_EXERCISE DIRECTIONS_
State how many lines in these records contain the word "Manuel", and nothing else.

_PROVIDED INFORMATION_
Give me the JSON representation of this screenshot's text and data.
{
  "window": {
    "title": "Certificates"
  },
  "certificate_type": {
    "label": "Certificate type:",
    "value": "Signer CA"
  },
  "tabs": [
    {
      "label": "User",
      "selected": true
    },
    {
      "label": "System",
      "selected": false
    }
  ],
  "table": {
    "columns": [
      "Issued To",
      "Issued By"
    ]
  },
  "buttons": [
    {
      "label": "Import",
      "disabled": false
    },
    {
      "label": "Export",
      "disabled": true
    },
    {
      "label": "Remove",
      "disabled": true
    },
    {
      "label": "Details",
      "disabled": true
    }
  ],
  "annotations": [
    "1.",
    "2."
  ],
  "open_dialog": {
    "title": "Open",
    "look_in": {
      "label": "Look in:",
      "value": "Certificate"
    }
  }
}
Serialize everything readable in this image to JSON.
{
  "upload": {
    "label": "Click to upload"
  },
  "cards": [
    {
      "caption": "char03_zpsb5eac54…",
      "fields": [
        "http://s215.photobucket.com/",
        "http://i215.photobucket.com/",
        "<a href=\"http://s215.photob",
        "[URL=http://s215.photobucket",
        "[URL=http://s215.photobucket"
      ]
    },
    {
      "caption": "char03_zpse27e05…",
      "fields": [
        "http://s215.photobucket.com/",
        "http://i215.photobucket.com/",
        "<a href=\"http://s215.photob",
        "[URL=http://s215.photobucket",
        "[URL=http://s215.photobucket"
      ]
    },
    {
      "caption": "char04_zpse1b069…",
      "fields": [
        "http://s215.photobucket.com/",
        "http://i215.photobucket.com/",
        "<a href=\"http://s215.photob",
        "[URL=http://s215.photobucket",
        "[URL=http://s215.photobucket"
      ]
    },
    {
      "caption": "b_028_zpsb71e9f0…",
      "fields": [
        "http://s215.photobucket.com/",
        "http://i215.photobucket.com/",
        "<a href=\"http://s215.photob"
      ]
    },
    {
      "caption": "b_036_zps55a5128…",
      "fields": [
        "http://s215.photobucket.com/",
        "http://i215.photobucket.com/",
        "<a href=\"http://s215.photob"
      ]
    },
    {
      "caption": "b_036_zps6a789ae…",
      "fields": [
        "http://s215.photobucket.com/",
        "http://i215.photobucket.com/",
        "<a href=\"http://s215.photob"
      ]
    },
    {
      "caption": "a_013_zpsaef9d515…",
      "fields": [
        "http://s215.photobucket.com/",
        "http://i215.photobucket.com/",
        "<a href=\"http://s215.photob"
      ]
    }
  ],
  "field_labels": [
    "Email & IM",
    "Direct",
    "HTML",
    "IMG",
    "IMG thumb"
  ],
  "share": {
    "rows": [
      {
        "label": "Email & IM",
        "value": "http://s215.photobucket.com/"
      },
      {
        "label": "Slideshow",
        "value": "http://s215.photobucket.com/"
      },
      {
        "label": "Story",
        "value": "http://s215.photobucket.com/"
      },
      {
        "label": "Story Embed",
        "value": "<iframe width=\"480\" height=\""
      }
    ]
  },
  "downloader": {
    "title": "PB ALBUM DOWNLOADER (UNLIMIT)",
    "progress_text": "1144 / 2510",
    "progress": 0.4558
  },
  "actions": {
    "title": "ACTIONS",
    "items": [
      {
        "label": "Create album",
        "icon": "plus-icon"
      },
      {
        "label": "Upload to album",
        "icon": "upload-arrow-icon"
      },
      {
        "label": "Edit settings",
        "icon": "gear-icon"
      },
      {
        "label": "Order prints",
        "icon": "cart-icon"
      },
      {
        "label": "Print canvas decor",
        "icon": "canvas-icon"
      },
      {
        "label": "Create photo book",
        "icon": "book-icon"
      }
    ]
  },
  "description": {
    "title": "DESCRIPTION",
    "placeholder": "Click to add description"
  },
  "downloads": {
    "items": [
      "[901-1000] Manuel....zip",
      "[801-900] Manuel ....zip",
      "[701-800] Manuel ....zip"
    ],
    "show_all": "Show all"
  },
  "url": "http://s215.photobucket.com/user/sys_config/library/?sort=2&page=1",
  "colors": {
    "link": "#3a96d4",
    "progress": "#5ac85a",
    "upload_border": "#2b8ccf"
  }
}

_SOLUTION TO THE EXERCISE_
3